Problem statement
Would you copy each line of the records that includes the word "Site"?

Data records

┌──

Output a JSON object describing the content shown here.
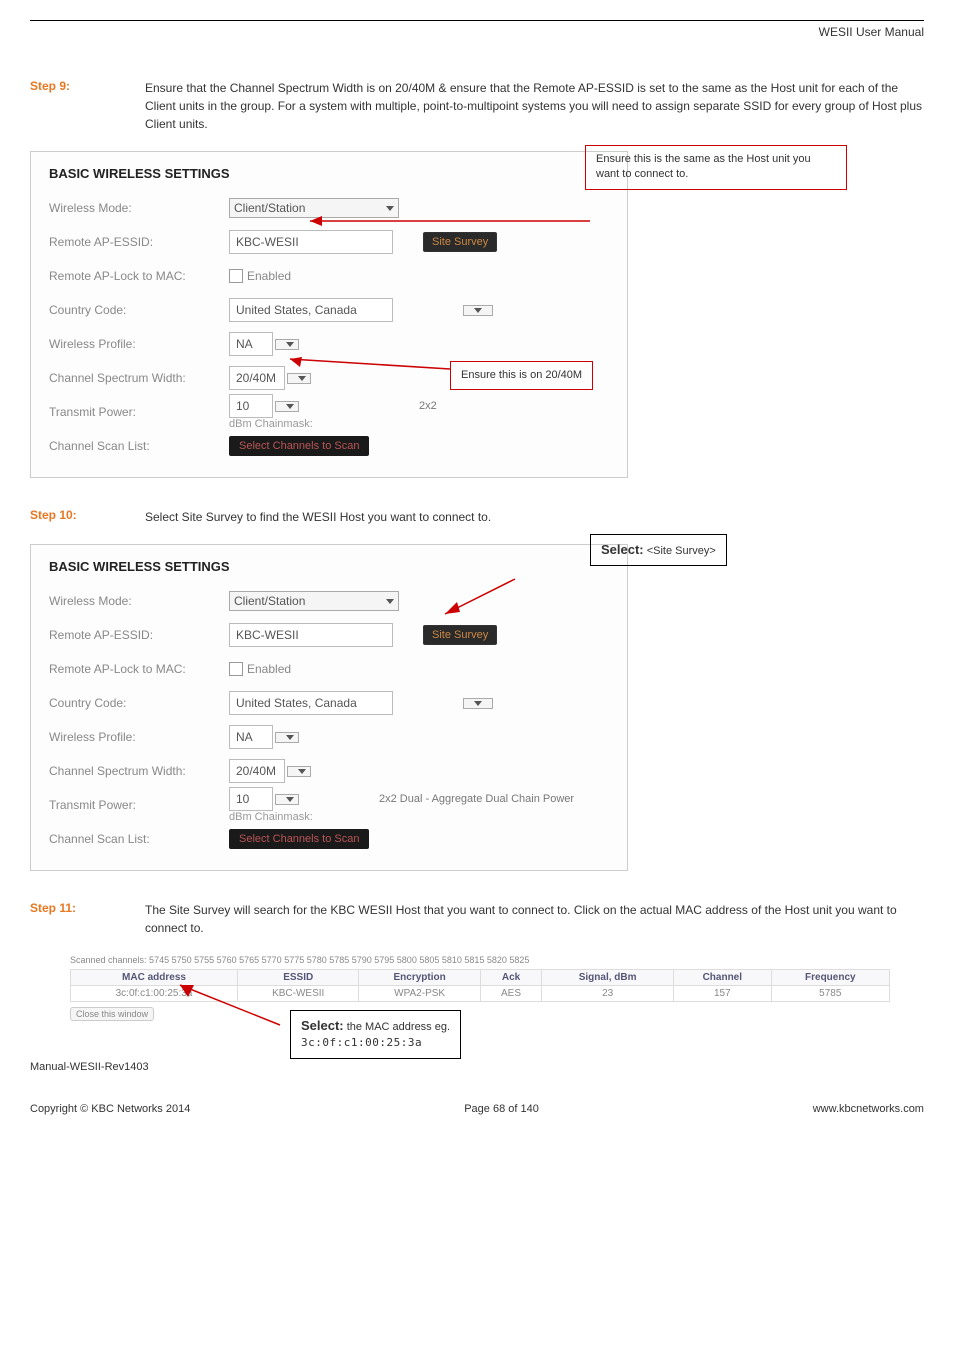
{
  "header": {
    "title": "WESII User Manual"
  },
  "step9": {
    "label": "Step 9:",
    "text": "Ensure that the Channel Spectrum Width is on 20/40M & ensure that the Remote AP-ESSID is set to the same as the Host unit for each of the Client units in the group. For a system with multiple, point-to-multipoint systems you will need to assign separate SSID for every group of Host plus Client units."
  },
  "panel_title": "BASIC WIRELESS SETTINGS",
  "labels": {
    "wireless_mode": "Wireless Mode:",
    "remote_ap_essid": "Remote AP-ESSID:",
    "remote_ap_lock": "Remote AP-Lock to MAC:",
    "country_code": "Country Code:",
    "wireless_profile": "Wireless Profile:",
    "channel_spectrum": "Channel Spectrum Width:",
    "transmit_power": "Transmit Power:",
    "channel_scan": "Channel Scan List:"
  },
  "values": {
    "wireless_mode": "Client/Station",
    "essid": "KBC-WESII",
    "enabled": "Enabled",
    "country": "United States, Canada",
    "profile": "NA",
    "width": "20/40M",
    "power": "10",
    "dbm": "dBm Chainmask:",
    "chain": "2x2 Dual - Aggregate Dual Chain Power",
    "chain_partial": "2x2",
    "site_survey": "Site Survey",
    "scan_btn": "Select Channels to Scan"
  },
  "callouts": {
    "c1": "Ensure this is the same as the Host unit you want to connect to.",
    "c2": "Ensure this is on 20/40M",
    "c3_label": "Select:",
    "c3_val": "<Site Survey>",
    "c4_label": "Select:",
    "c4_text": "the MAC address eg.",
    "c4_mac": "3c:0f:c1:00:25:3a"
  },
  "step10": {
    "label": "Step 10:",
    "text": "Select Site Survey to find the WESII Host you want to connect to."
  },
  "step11": {
    "label": "Step 11:",
    "text": "The Site Survey will search for the KBC WESII Host that you want to connect to. Click on the actual MAC address of the Host unit you want to connect to."
  },
  "survey": {
    "scanned": "Scanned channels: 5745 5750 5755 5760 5765 5770 5775 5780 5785 5790 5795 5800 5805 5810 5815 5820 5825",
    "close": "Close this window",
    "headers": [
      "MAC address",
      "ESSID",
      "Encryption",
      "Ack",
      "Signal, dBm",
      "Channel",
      "Frequency"
    ],
    "row": [
      "3c:0f:c1:00:25:3a",
      "KBC-WESII",
      "WPA2-PSK",
      "AES",
      "23",
      "157",
      "5785"
    ]
  },
  "footer": {
    "left1": "Manual-WESII-Rev1403",
    "left2": "Copyright © KBC Networks 2014",
    "center": "Page 68 of 140",
    "right": "www.kbcnetworks.com"
  }
}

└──

Written solution
    "site_survey": "Site Survey",
    "c3_val": "<Site Survey>",
    "text": "Select Site Survey to find the WESII Host you want to connect to."
    "text": "The Site Survey will search for the KBC WESII Host that you want to connect to. Click on the actual MAC address of the Host unit you want to connect to."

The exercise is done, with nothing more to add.